Items listed in a dataset
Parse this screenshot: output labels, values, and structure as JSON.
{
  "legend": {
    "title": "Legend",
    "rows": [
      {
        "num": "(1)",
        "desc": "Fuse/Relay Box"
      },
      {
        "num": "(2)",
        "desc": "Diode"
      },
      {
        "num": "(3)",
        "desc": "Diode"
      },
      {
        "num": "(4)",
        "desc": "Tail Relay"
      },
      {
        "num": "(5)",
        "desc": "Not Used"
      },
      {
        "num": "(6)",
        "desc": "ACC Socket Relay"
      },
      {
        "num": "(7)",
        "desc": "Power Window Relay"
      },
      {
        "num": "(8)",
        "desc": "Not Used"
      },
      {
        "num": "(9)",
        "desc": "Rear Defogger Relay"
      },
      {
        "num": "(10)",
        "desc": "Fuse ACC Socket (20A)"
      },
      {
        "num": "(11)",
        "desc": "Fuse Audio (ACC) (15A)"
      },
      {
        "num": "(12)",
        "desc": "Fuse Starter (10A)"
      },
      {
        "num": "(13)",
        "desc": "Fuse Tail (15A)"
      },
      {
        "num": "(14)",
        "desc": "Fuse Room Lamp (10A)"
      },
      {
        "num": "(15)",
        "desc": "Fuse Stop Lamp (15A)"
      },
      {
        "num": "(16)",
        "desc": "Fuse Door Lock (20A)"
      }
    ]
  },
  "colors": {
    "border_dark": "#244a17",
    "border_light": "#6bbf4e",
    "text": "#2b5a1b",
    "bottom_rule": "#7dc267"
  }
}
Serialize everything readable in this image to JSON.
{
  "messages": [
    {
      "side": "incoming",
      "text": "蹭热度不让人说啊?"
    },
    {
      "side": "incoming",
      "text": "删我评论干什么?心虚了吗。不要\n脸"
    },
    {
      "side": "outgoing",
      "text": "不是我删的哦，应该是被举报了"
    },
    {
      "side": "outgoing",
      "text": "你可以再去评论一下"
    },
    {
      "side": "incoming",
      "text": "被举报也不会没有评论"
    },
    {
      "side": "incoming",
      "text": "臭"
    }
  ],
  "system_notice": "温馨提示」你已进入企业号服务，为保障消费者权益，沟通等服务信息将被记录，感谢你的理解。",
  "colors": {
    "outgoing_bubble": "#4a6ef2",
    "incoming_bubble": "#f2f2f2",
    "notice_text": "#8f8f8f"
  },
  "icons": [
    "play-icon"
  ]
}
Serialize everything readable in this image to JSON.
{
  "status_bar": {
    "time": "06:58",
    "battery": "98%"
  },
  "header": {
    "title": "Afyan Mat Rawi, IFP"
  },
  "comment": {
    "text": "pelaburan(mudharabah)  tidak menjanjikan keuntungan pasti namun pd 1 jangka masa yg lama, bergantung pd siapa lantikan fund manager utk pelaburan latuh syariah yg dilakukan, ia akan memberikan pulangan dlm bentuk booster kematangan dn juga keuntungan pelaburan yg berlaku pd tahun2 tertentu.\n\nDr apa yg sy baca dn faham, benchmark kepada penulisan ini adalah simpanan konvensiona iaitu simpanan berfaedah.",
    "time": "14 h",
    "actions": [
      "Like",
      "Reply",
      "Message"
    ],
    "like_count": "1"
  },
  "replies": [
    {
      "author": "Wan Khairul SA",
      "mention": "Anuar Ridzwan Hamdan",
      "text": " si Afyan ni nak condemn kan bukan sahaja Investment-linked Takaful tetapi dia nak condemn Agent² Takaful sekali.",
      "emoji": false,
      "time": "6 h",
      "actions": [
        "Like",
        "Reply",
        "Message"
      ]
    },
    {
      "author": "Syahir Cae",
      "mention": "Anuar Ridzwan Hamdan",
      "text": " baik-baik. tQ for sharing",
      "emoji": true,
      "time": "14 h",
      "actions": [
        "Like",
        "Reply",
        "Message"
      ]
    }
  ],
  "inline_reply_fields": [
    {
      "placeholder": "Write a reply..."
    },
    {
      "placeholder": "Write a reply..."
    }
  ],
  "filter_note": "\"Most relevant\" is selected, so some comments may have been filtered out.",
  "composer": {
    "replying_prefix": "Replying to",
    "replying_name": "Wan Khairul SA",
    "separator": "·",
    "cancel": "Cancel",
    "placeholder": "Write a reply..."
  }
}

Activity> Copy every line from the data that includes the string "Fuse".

Answer space>
        "desc": "Fuse/Relay Box"
        "desc": "Fuse ACC Socket (20A)"
        "desc": "Fuse Audio (ACC) (15A)"
        "desc": "Fuse Starter (10A)"
        "desc": "Fuse Tail (15A)"
        "desc": "Fuse Room Lamp (10A)"
        "desc": "Fuse Stop Lamp (15A)"
        "desc": "Fuse Door Lock (20A)"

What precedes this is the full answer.